- What to produce -
Would you please set down the entries below exactly as shown?

- Items from a data source -
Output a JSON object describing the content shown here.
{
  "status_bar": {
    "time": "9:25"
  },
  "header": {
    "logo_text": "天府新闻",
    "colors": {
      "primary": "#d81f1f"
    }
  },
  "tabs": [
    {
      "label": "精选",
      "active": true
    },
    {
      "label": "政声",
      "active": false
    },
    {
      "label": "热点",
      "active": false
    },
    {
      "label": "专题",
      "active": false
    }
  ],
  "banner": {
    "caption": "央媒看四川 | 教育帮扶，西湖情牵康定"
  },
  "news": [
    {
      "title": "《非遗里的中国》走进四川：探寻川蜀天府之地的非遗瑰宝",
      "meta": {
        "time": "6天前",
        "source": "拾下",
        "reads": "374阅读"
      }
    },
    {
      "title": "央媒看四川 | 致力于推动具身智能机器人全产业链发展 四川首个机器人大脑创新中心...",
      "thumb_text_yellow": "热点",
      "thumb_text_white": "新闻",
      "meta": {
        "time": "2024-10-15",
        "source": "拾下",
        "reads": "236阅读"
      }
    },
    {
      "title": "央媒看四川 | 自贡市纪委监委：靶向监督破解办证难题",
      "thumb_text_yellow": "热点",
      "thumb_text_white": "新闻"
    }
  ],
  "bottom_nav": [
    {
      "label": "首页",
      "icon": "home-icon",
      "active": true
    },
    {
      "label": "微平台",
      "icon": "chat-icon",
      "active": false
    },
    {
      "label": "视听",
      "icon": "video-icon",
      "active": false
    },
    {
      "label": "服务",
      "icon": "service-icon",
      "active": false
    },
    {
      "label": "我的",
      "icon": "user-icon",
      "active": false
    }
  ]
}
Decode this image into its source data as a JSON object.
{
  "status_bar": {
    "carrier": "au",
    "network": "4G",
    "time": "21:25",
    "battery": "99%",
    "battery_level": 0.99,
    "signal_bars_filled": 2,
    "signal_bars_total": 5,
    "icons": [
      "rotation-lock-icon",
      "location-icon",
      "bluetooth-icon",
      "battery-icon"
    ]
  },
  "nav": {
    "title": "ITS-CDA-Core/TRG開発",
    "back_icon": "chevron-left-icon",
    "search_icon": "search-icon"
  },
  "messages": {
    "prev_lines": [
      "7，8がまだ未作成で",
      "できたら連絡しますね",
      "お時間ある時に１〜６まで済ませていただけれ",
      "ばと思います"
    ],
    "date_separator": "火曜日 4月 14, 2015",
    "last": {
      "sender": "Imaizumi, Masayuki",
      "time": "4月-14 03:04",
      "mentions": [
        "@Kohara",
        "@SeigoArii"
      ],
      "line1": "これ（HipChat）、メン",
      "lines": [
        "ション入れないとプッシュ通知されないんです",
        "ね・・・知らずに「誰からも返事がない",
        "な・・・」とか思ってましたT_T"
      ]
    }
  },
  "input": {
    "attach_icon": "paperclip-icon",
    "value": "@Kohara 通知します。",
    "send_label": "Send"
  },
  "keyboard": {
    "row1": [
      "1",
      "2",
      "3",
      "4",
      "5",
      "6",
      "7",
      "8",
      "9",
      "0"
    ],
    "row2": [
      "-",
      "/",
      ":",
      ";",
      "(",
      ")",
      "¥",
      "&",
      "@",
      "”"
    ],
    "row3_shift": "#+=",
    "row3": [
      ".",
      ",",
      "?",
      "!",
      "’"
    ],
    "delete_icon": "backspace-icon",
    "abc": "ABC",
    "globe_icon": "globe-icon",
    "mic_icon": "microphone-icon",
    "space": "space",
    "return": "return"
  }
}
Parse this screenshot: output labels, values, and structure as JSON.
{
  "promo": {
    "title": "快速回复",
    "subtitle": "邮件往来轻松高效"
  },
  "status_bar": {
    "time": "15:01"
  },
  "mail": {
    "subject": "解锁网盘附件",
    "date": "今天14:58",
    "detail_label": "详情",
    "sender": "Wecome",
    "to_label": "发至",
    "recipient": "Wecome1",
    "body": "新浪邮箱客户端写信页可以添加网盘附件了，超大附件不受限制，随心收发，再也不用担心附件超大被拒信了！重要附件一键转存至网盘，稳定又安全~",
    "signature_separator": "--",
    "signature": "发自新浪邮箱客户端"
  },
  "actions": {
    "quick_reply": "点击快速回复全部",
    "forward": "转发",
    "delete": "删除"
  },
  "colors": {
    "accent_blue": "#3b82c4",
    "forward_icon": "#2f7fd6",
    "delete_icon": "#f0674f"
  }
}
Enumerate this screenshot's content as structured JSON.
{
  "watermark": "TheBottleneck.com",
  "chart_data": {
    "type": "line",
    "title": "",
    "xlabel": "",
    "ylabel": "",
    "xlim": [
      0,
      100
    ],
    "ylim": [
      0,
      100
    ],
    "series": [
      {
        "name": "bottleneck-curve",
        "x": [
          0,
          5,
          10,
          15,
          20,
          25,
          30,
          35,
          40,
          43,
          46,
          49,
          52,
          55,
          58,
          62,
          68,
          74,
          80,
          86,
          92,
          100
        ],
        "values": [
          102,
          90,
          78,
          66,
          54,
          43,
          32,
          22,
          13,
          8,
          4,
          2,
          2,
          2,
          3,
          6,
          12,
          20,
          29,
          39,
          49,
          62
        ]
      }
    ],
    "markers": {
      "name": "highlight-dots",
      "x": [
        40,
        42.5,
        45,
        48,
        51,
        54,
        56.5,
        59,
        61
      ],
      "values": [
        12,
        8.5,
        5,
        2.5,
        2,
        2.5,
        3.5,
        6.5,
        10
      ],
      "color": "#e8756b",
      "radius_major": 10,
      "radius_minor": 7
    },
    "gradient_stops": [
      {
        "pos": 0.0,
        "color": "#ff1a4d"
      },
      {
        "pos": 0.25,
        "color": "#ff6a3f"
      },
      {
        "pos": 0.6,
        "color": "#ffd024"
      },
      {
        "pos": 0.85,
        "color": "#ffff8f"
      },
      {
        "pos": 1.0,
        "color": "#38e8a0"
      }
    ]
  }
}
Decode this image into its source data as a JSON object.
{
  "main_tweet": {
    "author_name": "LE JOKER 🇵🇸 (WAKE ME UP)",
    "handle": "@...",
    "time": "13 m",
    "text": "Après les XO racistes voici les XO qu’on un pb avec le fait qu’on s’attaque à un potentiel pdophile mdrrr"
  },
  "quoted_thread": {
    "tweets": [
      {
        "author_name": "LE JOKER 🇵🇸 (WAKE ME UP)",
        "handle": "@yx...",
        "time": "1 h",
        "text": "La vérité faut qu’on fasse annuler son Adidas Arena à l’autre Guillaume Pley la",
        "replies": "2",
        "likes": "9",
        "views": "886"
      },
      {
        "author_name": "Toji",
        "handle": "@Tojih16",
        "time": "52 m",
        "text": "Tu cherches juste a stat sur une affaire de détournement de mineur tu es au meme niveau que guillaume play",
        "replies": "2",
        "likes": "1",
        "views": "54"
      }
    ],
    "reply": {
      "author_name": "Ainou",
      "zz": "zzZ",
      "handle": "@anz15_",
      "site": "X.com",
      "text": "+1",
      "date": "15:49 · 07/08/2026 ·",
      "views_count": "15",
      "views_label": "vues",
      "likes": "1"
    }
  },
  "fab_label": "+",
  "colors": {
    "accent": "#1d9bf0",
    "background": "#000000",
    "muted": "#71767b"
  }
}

- Answer to this exercise -
Output a JSON object describing the content shown here.
{
  "status_bar": {
    "time": "9:25"
  },
  "header": {
    "logo_text": "天府新闻",
    "colors": {
      "primary": "#d81f1f"
    }
  },
  "tabs": [
    {
      "label": "精选",
      "active": true
    },
    {
      "label": "政声",
      "active": false
    },
    {
      "label": "热点",
      "active": false
    },
    {
      "label": "专题",
      "active": false
    }
  ],
  "banner": {
    "caption": "央媒看四川 | 教育帮扶，西湖情牵康定"
  },
  "news": [
    {
      "title": "《非遗里的中国》走进四川：探寻川蜀天府之地的非遗瑰宝",
      "meta": {
        "time": "6天前",
        "source": "拾下",
        "reads": "374阅读"
      }
    },
    {
      "title": "央媒看四川 | 致力于推动具身智能机器人全产业链发展 四川首个机器人大脑创新中心...",
      "thumb_text_yellow": "热点",
      "thumb_text_white": "新闻",
      "meta": {
        "time": "2024-10-15",
        "source": "拾下",
        "reads": "236阅读"
      }
    },
    {
      "title": "央媒看四川 | 自贡市纪委监委：靶向监督破解办证难题",
      "thumb_text_yellow": "热点",
      "thumb_text_white": "新闻"
    }
  ],
  "bottom_nav": [
    {
      "label": "首页",
      "icon": "home-icon",
      "active": true
    },
    {
      "label": "微平台",
      "icon": "chat-icon",
      "active": false
    },
    {
      "label": "视听",
      "icon": "video-icon",
      "active": false
    },
    {
      "label": "服务",
      "icon": "service-icon",
      "active": false
    },
    {
      "label": "我的",
      "icon": "user-icon",
      "active": false
    }
  ]
}
Decode this image into its source data as a JSON object.
{
  "status_bar": {
    "carrier": "au",
    "network": "4G",
    "time": "21:25",
    "battery": "99%",
    "battery_level": 0.99,
    "signal_bars_filled": 2,
    "signal_bars_total": 5,
    "icons": [
      "rotation-lock-icon",
      "location-icon",
      "bluetooth-icon",
      "battery-icon"
    ]
  },
  "nav": {
    "title": "ITS-CDA-Core/TRG開発",
    "back_icon": "chevron-left-icon",
    "search_icon": "search-icon"
  },
  "messages": {
    "prev_lines": [
      "7，8がまだ未作成で",
      "できたら連絡しますね",
      "お時間ある時に１〜６まで済ませていただけれ",
      "ばと思います"
    ],
    "date_separator": "火曜日 4月 14, 2015",
    "last": {
      "sender": "Imaizumi, Masayuki",
      "time": "4月-14 03:04",
      "mentions": [
        "@Kohara",
        "@SeigoArii"
      ],
      "line1": "これ（HipChat）、メン",
      "lines": [
        "ション入れないとプッシュ通知されないんです",
        "ね・・・知らずに「誰からも返事がない",
        "な・・・」とか思ってましたT_T"
      ]
    }
  },
  "input": {
    "attach_icon": "paperclip-icon",
    "value": "@Kohara 通知します。",
    "send_label": "Send"
  },
  "keyboard": {
    "row1": [
      "1",
      "2",
      "3",
      "4",
      "5",
      "6",
      "7",
      "8",
      "9",
      "0"
    ],
    "row2": [
      "-",
      "/",
      ":",
      ";",
      "(",
      ")",
      "¥",
      "&",
      "@",
      "”"
    ],
    "row3_shift": "#+=",
    "row3": [
      ".",
      ",",
      "?",
      "!",
      "’"
    ],
    "delete_icon": "backspace-icon",
    "abc": "ABC",
    "globe_icon": "globe-icon",
    "mic_icon": "microphone-icon",
    "space": "space",
    "return": "return"
  }
}
Parse this screenshot: output labels, values, and structure as JSON.
{
  "promo": {
    "title": "快速回复",
    "subtitle": "邮件往来轻松高效"
  },
  "status_bar": {
    "time": "15:01"
  },
  "mail": {
    "subject": "解锁网盘附件",
    "date": "今天14:58",
    "detail_label": "详情",
    "sender": "Wecome",
    "to_label": "发至",
    "recipient": "Wecome1",
    "body": "新浪邮箱客户端写信页可以添加网盘附件了，超大附件不受限制，随心收发，再也不用担心附件超大被拒信了！重要附件一键转存至网盘，稳定又安全~",
    "signature_separator": "--",
    "signature": "发自新浪邮箱客户端"
  },
  "actions": {
    "quick_reply": "点击快速回复全部",
    "forward": "转发",
    "delete": "删除"
  },
  "colors": {
    "accent_blue": "#3b82c4",
    "forward_icon": "#2f7fd6",
    "delete_icon": "#f0674f"
  }
}
Enumerate this screenshot's content as structured JSON.
{
  "watermark": "TheBottleneck.com",
  "chart_data": {
    "type": "line",
    "title": "",
    "xlabel": "",
    "ylabel": "",
    "xlim": [
      0,
      100
    ],
    "ylim": [
      0,
      100
    ],
    "series": [
      {
        "name": "bottleneck-curve",
        "x": [
          0,
          5,
          10,
          15,
          20,
          25,
          30,
          35,
          40,
          43,
          46,
          49,
          52,
          55,
          58,
          62,
          68,
          74,
          80,
          86,
          92,
          100
        ],
        "values": [
          102,
          90,
          78,
          66,
          54,
          43,
          32,
          22,
          13,
          8,
          4,
          2,
          2,
          2,
          3,
          6,
          12,
          20,
          29,
          39,
          49,
          62
        ]
      }
    ],
    "markers": {
      "name": "highlight-dots",
      "x": [
        40,
        42.5,
        45,
        48,
        51,
        54,
        56.5,
        59,
        61
      ],
      "values": [
        12,
        8.5,
        5,
        2.5,
        2,
        2.5,
        3.5,
        6.5,
        10
      ],
      "color": "#e8756b",
      "radius_major": 10,
      "radius_minor": 7
    },
    "gradient_stops": [
      {
        "pos": 0.0,
        "color": "#ff1a4d"
      },
      {
        "pos": 0.25,
        "color": "#ff6a3f"
      },
      {
        "pos": 0.6,
        "color": "#ffd024"
      },
      {
        "pos": 0.85,
        "color": "#ffff8f"
      },
      {
        "pos": 1.0,
        "color": "#38e8a0"
      }
    ]
  }
}
Decode this image into its source data as a JSON object.
{
  "main_tweet": {
    "author_name": "LE JOKER 🇵🇸 (WAKE ME UP)",
    "handle": "@...",
    "time": "13 m",
    "text": "Après les XO racistes voici les XO qu’on un pb avec le fait qu’on s’attaque à un potentiel pdophile mdrrr"
  },
  "quoted_thread": {
    "tweets": [
      {
        "author_name": "LE JOKER 🇵🇸 (WAKE ME UP)",
        "handle": "@yx...",
        "time": "1 h",
        "text": "La vérité faut qu’on fasse annuler son Adidas Arena à l’autre Guillaume Pley la",
        "replies": "2",
        "likes": "9",
        "views": "886"
      },
      {
        "author_name": "Toji",
        "handle": "@Tojih16",
        "time": "52 m",
        "text": "Tu cherches juste a stat sur une affaire de détournement de mineur tu es au meme niveau que guillaume play",
        "replies": "2",
        "likes": "1",
        "views": "54"
      }
    ],
    "reply": {
      "author_name": "Ainou",
      "zz": "zzZ",
      "handle": "@anz15_",
      "site": "X.com",
      "text": "+1",
      "date": "15:49 · 07/08/2026 ·",
      "views_count": "15",
      "views_label": "vues",
      "likes": "1"
    }
  },
  "fab_label": "+",
  "colors": {
    "accent": "#1d9bf0",
    "background": "#000000",
    "muted": "#71767b"
  }
}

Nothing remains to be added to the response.